Maestra Simmons-Burke's choirs have recorded and produced nine compact disks (In Silent Night; Lift Ev'ry Voice and Sing; I Wanna Be Ready; Hold Fast To Dreams; Pieces of A Dream; Joy To the World; 20th Anniversary Celebration In Honor of D'Walla Simmons-Burke; My God is a Rock; The Gift of Peace). She has also produced three DVDs – Collaborative DVD with Singin' Black and White (Shout Hallelujah!: A New South Gospel Christmas); From Racism to Grace+ism and Stony The Road We Trod: Lifting Every Voice…Celebrating the Music of Roland M. Carter.
Under Simmons-Burke's baton, her choral ensembles have performed for and/or with such regional and national and international dignitaries as President George W. Bush; Kweisi Mfume; Susan Taylor; former North Carolina Governor James Hunt; Maya Angelou; Dick Gregory; Patti Austin; Harry Belafonté; Madame President Ellen Johnson Sirleaf of Liberia and Pope John Paul II, to name a few. Her exceptional and diverse vocal and choral pedagogies are continuously demonstrated through the outstanding students she has produced. As a result, Simmons-Burke has been the recipient of several teaching awards such as the Winston-Salem State University Patterson Outstanding Teacher of the Year Award, Winston-Salem State University Cedric Rodney Service Award and The John F. Kennedy Center for The Performing Arts 105 Voices of History National Conductor's Award. Formally, the Recording Academy, in partnership with the GRAMMY Foundation nominated Simmons-Burke for the Grammy's Music Educator of the Year Award. Simmons-Burke has also been the recipient of many community service and performance awards for her achievements in music.
Maestra Simmons-Burke is listed in Outstanding Young Women of America and has held memberships in many other organizations such as the Music Educators National Conference; the American Choral Directors Association; the National Association of African American Studies; the National Association for the Study and Performance of African-American Music; National Association of Negro Musicians; The Intercollegiate Musicians Association; the National Associations for African American, Asian, Hispanic, and Latino Studies; Alpha Kappa Alpha Sorority, Inc., The Moles, and The Links, Inc.

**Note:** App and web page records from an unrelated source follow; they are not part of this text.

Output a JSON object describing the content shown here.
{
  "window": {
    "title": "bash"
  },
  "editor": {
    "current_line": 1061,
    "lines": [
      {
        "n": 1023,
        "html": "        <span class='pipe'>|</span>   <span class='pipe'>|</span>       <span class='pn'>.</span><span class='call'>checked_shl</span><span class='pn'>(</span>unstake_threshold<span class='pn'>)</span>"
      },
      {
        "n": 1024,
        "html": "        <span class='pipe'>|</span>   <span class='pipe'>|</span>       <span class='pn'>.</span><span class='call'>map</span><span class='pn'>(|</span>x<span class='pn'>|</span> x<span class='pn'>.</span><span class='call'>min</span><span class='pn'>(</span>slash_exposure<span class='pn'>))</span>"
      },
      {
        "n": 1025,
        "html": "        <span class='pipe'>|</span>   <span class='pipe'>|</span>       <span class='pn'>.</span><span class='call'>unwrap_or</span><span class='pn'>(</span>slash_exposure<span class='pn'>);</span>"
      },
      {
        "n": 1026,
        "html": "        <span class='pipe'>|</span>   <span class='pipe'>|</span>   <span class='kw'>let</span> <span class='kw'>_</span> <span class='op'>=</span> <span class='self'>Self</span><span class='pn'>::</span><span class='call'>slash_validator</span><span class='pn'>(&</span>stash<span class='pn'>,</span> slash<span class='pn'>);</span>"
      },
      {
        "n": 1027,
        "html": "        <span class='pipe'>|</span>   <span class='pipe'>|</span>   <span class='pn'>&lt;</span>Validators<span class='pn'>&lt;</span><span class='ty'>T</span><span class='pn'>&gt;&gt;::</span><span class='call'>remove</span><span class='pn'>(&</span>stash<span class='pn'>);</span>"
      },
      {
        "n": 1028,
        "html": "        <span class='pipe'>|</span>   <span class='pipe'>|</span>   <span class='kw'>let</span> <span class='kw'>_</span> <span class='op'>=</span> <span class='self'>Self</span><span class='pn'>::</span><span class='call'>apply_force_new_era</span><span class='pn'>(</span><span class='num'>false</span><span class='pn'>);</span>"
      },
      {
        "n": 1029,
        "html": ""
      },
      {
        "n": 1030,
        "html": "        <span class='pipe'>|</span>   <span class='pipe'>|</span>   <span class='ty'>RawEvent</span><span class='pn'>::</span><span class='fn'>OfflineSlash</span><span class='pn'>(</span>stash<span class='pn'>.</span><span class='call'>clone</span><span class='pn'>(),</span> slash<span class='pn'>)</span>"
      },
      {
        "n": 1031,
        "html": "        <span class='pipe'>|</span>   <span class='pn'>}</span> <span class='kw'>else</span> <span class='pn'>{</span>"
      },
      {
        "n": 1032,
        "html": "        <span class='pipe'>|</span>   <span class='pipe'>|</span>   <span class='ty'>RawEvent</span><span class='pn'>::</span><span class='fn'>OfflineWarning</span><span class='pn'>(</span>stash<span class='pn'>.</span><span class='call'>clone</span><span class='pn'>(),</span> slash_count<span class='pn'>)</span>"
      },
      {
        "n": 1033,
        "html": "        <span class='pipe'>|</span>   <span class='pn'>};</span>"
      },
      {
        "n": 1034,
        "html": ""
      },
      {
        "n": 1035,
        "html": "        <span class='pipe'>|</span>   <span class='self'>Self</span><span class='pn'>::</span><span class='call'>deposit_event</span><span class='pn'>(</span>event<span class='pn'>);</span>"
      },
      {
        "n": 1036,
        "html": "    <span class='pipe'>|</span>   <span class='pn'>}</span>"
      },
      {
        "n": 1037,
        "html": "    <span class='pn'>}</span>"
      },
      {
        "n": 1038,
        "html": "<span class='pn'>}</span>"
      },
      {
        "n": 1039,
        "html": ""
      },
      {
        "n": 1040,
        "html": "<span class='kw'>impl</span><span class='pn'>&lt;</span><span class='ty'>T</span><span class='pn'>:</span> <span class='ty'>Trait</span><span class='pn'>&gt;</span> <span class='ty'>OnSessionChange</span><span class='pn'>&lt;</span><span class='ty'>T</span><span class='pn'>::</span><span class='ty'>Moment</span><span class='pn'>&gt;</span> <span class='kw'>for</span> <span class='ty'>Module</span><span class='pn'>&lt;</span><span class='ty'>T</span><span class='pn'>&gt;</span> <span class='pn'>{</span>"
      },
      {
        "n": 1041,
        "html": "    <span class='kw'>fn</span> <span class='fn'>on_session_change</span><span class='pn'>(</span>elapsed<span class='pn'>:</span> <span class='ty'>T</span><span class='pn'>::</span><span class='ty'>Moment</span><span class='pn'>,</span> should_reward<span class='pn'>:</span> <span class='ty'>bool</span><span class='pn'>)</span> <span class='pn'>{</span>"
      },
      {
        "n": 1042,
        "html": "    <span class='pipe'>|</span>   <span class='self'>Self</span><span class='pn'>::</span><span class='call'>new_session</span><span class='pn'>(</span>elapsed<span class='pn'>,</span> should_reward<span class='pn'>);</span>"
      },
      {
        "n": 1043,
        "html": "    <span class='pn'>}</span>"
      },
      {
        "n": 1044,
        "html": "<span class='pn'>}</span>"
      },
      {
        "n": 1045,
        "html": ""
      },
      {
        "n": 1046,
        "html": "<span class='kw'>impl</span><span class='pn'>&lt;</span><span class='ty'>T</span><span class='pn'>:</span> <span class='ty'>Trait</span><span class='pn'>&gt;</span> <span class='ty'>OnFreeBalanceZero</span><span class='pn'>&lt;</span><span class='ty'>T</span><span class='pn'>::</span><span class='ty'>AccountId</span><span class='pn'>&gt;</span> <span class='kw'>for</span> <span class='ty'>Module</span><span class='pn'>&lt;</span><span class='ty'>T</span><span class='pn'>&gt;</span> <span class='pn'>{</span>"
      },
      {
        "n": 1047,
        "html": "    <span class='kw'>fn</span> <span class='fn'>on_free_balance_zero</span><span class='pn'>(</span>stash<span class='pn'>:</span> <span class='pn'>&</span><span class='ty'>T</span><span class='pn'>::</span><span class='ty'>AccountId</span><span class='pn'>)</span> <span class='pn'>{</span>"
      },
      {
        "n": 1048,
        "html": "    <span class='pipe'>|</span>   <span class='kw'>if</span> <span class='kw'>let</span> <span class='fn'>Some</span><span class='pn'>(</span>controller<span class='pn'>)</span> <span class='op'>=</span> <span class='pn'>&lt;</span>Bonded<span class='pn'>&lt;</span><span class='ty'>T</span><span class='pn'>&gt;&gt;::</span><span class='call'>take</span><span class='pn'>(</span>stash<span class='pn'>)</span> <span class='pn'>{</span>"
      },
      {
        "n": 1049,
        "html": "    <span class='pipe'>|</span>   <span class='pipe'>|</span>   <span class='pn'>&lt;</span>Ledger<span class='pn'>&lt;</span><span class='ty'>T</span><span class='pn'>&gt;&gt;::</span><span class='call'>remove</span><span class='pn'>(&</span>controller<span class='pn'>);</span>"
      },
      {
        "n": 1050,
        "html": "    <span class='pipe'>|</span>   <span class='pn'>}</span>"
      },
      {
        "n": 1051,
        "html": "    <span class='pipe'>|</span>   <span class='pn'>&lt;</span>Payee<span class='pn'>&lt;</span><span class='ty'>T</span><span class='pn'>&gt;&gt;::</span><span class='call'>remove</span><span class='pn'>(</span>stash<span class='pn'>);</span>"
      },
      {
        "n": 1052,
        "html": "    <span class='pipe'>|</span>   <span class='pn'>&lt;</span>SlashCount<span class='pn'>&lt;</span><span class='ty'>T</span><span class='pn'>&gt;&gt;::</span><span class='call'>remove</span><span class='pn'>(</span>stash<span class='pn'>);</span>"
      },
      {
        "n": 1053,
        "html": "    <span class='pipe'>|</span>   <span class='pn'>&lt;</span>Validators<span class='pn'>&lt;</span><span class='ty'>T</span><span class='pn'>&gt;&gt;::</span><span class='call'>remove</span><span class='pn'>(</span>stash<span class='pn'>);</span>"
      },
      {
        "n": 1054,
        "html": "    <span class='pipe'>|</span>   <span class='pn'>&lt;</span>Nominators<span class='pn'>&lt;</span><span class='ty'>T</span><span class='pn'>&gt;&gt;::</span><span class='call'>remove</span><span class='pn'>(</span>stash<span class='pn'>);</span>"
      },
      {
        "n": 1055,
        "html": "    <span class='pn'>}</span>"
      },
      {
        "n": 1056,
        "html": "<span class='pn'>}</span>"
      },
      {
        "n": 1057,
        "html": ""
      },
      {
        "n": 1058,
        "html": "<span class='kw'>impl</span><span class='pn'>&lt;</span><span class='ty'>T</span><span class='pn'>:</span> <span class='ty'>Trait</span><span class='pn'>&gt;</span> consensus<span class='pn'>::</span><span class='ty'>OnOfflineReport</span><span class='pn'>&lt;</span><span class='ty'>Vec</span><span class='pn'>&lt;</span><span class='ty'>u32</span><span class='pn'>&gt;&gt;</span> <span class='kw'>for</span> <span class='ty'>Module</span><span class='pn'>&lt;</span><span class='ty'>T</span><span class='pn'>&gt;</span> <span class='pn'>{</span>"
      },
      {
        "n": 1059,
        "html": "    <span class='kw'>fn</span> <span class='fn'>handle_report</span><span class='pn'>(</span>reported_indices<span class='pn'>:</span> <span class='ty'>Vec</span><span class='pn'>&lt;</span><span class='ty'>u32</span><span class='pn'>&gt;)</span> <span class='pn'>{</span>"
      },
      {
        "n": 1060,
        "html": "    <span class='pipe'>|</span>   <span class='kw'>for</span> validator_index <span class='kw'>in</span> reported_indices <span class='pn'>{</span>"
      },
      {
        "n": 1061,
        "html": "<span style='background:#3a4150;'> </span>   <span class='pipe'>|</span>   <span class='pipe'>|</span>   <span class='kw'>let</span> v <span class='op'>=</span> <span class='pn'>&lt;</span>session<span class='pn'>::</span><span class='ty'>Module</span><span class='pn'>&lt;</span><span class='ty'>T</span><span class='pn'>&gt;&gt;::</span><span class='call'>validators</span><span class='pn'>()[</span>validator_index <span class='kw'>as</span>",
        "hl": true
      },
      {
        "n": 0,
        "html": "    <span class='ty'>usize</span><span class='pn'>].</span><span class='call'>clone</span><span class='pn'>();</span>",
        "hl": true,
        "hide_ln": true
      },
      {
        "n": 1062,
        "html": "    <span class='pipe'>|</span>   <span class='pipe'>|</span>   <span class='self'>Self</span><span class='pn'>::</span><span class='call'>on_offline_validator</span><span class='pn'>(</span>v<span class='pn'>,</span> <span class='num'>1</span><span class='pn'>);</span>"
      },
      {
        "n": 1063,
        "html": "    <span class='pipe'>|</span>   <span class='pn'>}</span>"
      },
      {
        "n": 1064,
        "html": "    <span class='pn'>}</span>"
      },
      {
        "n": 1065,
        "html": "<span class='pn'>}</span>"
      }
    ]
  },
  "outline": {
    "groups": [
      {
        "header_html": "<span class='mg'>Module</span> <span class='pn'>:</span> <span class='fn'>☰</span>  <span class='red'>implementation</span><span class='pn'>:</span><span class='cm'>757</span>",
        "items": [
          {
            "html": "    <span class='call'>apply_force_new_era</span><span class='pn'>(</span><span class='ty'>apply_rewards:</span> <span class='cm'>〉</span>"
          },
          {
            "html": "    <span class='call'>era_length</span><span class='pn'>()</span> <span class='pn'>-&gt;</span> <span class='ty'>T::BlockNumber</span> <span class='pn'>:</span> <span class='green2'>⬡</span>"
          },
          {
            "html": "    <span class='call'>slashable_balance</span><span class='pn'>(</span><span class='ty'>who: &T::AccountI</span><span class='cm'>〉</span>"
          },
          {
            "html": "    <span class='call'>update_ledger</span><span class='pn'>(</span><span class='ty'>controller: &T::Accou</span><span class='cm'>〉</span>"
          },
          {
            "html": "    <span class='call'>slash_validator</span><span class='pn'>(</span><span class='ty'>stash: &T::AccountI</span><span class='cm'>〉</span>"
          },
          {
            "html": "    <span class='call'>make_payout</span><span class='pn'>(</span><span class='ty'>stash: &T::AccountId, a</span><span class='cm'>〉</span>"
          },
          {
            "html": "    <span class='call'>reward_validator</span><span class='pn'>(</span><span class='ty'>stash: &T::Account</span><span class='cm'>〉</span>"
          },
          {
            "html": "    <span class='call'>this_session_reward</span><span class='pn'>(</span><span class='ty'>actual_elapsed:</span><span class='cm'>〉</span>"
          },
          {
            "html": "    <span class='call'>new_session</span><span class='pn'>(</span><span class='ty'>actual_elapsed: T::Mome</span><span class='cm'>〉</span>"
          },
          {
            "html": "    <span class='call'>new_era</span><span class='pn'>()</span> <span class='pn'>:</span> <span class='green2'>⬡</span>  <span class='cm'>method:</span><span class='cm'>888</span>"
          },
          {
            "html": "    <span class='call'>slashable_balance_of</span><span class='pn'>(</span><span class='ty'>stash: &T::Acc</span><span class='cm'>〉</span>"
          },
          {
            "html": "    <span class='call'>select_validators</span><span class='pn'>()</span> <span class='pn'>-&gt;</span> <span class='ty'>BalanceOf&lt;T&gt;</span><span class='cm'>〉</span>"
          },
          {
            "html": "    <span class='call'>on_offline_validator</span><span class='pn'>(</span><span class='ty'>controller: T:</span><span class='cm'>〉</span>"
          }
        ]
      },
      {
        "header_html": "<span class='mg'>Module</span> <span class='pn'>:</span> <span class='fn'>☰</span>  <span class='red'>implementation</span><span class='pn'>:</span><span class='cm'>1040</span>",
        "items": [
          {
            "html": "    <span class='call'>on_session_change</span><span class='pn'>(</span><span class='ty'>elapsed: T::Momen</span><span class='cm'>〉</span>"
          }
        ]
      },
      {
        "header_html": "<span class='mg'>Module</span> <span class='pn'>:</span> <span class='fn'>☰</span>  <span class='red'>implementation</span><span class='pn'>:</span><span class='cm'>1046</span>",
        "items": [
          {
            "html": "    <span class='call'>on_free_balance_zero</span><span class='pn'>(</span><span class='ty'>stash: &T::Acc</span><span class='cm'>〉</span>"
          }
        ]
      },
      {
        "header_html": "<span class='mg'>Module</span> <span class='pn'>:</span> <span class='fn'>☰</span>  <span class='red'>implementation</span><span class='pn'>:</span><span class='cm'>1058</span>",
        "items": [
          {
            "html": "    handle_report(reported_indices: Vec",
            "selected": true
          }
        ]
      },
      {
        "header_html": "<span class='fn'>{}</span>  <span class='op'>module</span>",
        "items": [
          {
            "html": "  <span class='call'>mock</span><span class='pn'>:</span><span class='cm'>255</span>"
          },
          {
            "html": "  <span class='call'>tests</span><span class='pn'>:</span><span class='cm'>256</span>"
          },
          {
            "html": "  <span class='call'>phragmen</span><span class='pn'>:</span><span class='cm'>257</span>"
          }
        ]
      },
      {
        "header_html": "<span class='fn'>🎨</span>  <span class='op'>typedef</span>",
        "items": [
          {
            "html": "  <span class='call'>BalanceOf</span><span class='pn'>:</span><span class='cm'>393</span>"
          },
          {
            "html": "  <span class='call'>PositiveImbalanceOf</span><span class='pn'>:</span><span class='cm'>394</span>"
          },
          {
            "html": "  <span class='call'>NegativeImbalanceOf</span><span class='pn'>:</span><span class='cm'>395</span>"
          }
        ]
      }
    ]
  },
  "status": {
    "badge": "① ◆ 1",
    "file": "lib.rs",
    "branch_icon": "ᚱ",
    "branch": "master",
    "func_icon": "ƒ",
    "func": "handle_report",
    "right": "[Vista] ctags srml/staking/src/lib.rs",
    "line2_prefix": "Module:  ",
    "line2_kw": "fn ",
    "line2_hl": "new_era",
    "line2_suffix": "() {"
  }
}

Simmons-Burke has performed leading roles as a soprano in operas, such as Lost in the Stars; LaTraviata; Amahl and the Night Visitors; The Telephone; and The Old Maid and the Thief. She has also made numerous guest appearances as a conductor and adjudicator for high school and middle school All-State/All-County festivals, collegiate choral festivals and workshops. She is often sought after as a sacred music, social justice and multicultural music clinician/lecturer and soprano.